Records shown |
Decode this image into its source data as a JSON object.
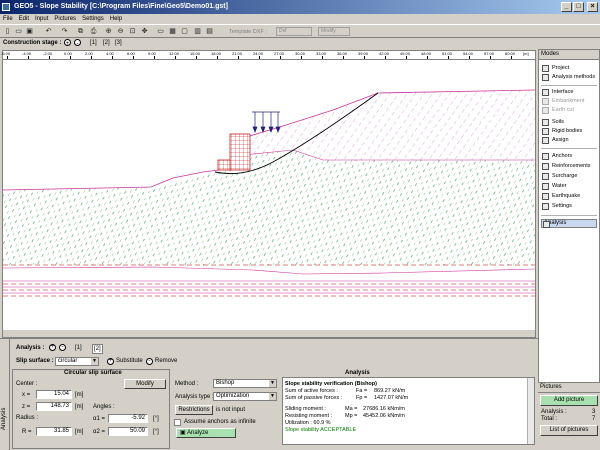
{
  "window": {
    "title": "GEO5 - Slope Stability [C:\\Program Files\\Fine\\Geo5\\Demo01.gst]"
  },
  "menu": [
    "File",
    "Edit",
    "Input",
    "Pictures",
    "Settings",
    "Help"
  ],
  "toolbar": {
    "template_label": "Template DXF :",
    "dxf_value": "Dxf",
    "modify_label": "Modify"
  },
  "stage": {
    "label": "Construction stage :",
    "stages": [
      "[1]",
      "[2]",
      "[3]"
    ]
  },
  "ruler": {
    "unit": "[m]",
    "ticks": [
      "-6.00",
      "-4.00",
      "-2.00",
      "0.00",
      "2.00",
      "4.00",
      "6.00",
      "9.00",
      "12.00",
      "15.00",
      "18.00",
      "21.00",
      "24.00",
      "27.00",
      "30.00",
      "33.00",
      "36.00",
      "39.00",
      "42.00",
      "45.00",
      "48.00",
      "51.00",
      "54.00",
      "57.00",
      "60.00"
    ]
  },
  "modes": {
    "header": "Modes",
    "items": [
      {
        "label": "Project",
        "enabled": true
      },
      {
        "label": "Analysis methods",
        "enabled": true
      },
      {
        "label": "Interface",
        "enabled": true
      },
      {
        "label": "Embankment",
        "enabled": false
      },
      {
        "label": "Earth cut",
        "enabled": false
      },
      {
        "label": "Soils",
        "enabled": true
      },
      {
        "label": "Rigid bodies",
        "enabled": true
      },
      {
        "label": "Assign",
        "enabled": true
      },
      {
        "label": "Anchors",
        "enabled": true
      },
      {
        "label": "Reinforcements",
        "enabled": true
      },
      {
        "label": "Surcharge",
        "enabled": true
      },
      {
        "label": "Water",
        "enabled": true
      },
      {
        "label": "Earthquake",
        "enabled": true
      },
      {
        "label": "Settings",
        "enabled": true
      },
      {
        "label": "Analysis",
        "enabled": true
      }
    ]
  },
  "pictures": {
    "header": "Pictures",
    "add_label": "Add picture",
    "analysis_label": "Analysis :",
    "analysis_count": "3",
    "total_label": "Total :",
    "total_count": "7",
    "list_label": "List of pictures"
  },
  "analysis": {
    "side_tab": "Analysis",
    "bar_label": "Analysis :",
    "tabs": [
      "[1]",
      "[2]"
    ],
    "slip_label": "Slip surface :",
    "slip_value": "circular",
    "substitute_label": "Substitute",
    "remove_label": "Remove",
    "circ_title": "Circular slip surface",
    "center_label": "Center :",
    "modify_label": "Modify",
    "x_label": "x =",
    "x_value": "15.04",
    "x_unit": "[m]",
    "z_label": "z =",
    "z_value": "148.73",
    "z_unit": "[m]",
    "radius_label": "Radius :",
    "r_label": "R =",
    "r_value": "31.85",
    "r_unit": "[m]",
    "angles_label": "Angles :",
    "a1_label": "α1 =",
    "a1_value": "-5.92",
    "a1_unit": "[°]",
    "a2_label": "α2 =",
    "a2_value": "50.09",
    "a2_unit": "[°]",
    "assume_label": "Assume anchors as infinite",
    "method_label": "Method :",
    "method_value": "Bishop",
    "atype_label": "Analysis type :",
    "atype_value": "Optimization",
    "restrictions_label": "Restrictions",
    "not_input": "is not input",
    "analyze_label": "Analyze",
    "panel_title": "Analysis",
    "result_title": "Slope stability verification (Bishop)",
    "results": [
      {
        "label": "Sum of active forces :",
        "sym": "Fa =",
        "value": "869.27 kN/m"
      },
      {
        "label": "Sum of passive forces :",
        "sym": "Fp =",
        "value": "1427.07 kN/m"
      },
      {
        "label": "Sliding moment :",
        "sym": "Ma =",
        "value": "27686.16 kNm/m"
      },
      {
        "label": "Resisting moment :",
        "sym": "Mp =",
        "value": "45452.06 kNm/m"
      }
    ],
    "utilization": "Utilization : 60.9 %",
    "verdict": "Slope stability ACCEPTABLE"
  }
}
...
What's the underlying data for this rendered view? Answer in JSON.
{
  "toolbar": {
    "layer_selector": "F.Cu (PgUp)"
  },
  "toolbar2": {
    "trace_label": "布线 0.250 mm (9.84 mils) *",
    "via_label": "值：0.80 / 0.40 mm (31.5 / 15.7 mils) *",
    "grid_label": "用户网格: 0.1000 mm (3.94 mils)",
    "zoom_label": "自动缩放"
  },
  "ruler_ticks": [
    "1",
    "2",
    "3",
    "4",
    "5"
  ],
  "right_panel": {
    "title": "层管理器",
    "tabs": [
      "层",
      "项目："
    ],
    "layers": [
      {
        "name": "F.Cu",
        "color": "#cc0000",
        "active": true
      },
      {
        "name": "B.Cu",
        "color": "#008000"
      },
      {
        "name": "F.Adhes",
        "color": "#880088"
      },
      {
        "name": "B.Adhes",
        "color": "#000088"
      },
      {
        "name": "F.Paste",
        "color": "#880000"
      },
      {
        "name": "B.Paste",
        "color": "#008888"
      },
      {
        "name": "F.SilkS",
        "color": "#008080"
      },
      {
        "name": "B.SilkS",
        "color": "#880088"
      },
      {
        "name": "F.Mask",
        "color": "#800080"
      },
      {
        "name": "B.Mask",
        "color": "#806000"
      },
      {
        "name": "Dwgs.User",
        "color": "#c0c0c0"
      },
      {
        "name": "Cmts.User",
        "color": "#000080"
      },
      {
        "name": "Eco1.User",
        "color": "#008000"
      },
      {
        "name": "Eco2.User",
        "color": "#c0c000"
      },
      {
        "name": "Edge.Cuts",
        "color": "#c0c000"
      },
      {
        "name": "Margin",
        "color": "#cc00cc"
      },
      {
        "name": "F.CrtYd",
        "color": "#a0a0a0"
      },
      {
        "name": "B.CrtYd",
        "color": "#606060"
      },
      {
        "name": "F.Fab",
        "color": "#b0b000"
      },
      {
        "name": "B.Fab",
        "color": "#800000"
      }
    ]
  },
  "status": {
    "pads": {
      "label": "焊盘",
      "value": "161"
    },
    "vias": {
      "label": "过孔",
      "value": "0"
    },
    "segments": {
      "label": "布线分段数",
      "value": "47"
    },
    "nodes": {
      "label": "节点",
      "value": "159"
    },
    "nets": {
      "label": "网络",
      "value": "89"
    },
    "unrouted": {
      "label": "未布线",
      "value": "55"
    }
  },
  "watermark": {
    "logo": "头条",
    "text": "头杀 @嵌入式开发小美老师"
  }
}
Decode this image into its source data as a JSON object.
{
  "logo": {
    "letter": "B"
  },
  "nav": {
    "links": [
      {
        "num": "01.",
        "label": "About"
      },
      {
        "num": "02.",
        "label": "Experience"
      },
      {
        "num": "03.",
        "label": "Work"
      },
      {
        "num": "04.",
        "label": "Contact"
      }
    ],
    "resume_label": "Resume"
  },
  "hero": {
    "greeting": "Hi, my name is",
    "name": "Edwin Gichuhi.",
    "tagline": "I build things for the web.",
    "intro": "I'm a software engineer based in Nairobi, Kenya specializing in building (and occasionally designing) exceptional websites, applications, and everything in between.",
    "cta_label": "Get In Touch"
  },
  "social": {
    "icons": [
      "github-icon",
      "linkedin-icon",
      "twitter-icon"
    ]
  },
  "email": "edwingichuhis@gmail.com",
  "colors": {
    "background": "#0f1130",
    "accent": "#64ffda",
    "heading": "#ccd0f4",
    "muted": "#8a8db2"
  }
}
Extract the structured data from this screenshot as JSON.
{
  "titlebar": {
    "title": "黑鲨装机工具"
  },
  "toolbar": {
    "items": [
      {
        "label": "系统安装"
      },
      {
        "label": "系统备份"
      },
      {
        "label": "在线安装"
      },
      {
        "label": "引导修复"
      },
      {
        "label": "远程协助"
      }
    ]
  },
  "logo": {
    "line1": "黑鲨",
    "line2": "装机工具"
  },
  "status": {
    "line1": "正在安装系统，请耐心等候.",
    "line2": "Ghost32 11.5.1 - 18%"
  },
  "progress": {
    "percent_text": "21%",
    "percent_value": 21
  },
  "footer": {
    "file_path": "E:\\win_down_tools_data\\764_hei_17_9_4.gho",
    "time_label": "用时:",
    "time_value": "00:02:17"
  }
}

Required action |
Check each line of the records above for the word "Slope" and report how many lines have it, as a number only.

Answer |
3